The independent retailer lives on
Through a special arrangement, what follows is a summary of an article from Retail Paradox, RSR Research’s weekly analysis on emerging issues facing retailers, presented here for discussion.
One undercurrent I felt very strongly at the recent Internet Retailer Conference and Exhibition (IRCE) in Chicago was the presence and predicament of the small, independent retailer.
Sure, some of the technology providers there could scale up to tier one and tier two proportions, but a notable focus was on the small retailer as well — rightfully, and necessarily so. While technology has changed and evolved, the independent retailer — even without storefronts — still works far more than the 40-hour week (or even 50-hour week) of his larger brethren.
As the daughter of an independent retailer, I saw my father get postcards pre-printed when he’d run a sale. He would address them by hand and I would fill in the zip code on the front. We’d mail them to all his existing customers, whose names he gathered by hand from sales receipts. Today, all kinds of e-mail programs can send targeted (and all-too-often untargeted) e-mails with the offer of the day. If you buy online, the retailer automatically gets your name, address and e-mail. Challenges now are more about having a single customer list for all the channels where business is conducted.
While my father would also run small ROP (run of paper) ads in local newspapers from time-to-time in hopes of attracting new shoppers, the independent internet retailer focuses on search engine optimization (SEO). I have a client who built a business from zero to a $300,000/year run rate in eighteen months by spending 70-80 hours a week working on Search Engine Optimization (SEO). That’s right, 70-80 hours of his own time to go along with the money he spent on SEO providers.
The long and the short of it is that the independent retailer still works really, really hard. Sure, some challenges have been solved by technology. But those same technologies create shiny new challenges that require hours of work, thought and effort. I, for one, appreciate their efforts and make every attempt I can to support them whenever possible. I hope you will too!

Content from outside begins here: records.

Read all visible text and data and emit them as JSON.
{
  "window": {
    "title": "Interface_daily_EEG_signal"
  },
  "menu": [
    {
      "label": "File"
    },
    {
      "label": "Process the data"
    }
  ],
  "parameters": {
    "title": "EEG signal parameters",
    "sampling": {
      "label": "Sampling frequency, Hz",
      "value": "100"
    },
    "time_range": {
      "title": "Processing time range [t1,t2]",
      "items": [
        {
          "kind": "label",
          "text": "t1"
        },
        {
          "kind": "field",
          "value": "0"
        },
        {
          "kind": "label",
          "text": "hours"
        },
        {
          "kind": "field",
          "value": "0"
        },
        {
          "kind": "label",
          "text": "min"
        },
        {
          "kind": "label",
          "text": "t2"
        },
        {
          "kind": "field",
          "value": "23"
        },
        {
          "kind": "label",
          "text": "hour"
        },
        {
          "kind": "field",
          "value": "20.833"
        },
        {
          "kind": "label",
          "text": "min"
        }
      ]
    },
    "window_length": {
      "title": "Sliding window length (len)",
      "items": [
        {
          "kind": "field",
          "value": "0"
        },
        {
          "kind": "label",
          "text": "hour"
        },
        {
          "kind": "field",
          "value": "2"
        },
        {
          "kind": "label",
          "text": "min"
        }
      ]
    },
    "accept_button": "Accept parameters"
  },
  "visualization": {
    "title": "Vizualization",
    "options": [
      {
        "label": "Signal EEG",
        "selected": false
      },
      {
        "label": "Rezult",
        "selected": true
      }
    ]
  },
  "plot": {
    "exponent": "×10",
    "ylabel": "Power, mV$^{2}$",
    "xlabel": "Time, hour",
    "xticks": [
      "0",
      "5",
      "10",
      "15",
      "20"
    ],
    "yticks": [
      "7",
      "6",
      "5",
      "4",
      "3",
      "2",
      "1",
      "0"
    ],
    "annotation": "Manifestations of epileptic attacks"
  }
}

DISCUSSION QUESTIONS: How have you seen independents take advantage of retail technology to undercut the advantages of their larger chain rivals? What other advantages do independents have that big chains fail to match, even with technology?